*What the task requires*.
Scan the material for the word "tone" and return every matching line.

*Provided records*.
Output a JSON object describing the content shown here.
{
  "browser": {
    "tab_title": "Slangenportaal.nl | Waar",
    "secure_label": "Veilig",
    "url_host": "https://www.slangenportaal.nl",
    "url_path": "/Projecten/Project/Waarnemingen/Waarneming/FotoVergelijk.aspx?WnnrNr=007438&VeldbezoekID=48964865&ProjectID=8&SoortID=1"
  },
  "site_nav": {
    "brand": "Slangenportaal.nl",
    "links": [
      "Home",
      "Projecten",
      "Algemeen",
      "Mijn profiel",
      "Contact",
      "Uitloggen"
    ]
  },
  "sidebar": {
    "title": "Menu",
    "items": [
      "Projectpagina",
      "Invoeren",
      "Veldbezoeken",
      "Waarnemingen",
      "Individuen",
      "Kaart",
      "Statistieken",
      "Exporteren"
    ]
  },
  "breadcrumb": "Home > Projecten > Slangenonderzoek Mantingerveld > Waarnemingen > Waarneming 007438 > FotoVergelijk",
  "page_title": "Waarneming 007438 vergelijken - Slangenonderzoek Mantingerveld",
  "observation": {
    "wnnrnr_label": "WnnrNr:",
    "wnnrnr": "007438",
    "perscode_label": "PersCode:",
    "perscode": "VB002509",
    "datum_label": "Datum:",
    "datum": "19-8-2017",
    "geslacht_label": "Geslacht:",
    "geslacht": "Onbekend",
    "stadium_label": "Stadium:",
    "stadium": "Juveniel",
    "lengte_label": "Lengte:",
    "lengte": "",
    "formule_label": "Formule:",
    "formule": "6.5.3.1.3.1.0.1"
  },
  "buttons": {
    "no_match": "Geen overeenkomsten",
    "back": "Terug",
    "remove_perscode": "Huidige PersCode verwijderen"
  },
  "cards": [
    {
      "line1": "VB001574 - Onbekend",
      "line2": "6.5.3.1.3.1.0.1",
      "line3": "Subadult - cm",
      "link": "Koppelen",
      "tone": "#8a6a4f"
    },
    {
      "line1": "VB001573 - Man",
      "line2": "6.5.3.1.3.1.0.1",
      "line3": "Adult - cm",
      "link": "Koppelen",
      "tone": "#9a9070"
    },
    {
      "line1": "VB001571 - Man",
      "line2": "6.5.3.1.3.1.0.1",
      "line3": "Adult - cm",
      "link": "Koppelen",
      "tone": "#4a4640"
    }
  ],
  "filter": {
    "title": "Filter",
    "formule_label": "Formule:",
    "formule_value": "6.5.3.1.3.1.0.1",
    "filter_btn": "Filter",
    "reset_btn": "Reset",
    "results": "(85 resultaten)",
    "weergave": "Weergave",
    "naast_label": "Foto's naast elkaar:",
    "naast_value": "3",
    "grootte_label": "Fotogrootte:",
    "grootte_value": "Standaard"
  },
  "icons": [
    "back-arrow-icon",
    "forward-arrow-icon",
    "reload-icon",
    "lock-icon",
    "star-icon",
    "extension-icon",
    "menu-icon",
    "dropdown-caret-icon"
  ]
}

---

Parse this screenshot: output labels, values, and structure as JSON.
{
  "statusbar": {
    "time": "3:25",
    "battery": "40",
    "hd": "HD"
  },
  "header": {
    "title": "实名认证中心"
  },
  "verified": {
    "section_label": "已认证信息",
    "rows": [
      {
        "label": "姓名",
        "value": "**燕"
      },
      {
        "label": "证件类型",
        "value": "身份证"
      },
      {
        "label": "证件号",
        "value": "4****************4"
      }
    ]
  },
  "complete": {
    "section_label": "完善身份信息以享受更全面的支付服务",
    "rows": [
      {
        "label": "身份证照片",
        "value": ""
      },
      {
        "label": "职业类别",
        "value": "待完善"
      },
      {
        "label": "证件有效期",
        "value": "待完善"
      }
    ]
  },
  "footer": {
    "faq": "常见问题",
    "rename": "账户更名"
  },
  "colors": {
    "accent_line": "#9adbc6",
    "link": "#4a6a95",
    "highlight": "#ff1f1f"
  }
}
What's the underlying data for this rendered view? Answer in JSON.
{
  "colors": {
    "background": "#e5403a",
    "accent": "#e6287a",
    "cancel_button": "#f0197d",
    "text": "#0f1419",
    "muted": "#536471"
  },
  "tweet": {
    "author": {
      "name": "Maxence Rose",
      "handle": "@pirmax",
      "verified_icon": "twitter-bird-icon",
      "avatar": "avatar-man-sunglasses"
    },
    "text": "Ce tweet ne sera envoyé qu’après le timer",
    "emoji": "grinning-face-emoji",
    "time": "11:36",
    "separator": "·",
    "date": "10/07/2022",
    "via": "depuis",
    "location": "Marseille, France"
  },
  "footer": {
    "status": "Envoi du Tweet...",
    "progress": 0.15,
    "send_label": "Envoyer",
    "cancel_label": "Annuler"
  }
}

*Result*.
      "tone": "#8a6a4f"
      "tone": "#9a9070"
      "tone": "#4a4640"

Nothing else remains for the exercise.